Yesterday, in a corner of Delhi-NCR known as Keshopur, a 22-year old sewage worker breathed his last, a final tortured breath inhaled inside a part of the vast network of sewage pipelines that map the city in their own cartography of waste. The pipeline was owned by the Delhi Jal Board, so its function was not simply to transport sewage, but to transform it into potable water through a portion of the pipeline that resembles a septic tank – a portion known as the ‘digester’.

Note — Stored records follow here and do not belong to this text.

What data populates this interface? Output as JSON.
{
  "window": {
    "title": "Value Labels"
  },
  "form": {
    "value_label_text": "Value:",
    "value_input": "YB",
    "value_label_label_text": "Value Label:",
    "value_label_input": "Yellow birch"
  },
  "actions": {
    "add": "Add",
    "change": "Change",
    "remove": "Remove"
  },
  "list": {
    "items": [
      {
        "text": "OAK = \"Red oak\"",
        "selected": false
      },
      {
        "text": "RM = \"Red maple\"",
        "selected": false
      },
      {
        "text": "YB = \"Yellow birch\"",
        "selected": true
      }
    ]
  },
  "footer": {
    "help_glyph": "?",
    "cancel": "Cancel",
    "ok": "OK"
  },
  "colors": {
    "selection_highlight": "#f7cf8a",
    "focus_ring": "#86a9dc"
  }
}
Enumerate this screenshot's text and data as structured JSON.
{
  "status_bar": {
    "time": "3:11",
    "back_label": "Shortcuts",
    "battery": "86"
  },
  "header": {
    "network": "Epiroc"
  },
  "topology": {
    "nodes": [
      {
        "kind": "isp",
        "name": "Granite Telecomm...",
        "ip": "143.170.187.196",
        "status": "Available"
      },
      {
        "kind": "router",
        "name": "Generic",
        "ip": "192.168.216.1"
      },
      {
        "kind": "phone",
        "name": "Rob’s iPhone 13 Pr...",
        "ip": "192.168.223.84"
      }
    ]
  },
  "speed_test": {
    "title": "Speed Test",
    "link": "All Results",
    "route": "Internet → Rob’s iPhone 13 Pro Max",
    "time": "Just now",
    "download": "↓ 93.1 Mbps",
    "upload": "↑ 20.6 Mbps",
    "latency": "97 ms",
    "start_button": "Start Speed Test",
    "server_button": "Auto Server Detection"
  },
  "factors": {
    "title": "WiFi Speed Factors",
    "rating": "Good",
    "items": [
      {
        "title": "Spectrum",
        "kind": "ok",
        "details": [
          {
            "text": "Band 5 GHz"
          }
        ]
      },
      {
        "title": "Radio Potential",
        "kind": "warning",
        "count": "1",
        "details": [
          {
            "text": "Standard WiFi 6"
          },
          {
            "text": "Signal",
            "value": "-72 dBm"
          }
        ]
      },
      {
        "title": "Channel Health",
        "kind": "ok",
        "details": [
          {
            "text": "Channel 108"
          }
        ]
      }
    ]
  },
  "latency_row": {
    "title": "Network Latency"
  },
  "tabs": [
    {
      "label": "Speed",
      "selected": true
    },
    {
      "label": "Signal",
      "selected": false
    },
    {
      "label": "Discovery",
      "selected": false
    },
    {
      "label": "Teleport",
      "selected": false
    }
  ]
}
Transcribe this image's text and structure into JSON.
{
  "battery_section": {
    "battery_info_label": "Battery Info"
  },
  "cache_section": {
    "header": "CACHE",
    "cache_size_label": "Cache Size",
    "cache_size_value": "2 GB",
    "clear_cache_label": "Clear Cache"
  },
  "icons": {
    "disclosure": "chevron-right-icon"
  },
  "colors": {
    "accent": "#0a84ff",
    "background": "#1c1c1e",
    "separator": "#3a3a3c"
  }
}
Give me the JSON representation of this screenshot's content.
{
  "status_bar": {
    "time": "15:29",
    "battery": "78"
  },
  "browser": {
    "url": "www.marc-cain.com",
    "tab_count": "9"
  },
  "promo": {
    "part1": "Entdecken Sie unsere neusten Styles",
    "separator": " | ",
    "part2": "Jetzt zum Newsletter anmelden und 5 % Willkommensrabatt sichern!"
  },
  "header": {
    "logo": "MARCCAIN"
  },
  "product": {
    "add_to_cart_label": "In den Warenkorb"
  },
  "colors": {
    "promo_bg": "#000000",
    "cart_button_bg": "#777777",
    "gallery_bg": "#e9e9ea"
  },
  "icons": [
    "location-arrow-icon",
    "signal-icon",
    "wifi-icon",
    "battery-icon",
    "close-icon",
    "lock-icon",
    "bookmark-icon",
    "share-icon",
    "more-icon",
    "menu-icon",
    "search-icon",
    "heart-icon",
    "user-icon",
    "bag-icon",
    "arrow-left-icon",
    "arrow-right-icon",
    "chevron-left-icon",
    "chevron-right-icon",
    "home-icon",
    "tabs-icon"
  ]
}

That Vinay Sirohi, 22-year old contract worker with the Delhi Jal Board, who got married last year and had taken up part-time employment to help him get through college, lost his life in a part of the sewage pipeline called the ‘digester’ imparts something so grotesquely apposite to this tragedy that one almost doesn’t want to think about it. One often doesn’t, of course. One has the option of of flipping the page of the newspaper, of resting one’s eyes on more life-affirming images – English Premier League, Bollywood, Modi-Cameron Cameron-araderie…even Kejriwal’s homely navy-blue sweater and baggy trousers are a pleasant distraction. Anything that tells us that life as it was meant to be – humans wearing a clean sweater and trousers with a sofa to sit on after their stomachs and minds are fed and sated – is better than the thought of a body inside a pipe under the city. When I tried to save the image that you see above, the caption read djb_body_759. I don’t want to think about what that caption means. Does it mean the 759th body found inside the DJB’s sewage network? Does it mean the 759th body to have been recovered by the police this year, 2015? Does it mean the 759th body to have died in sewage pipelines across the country, or ever?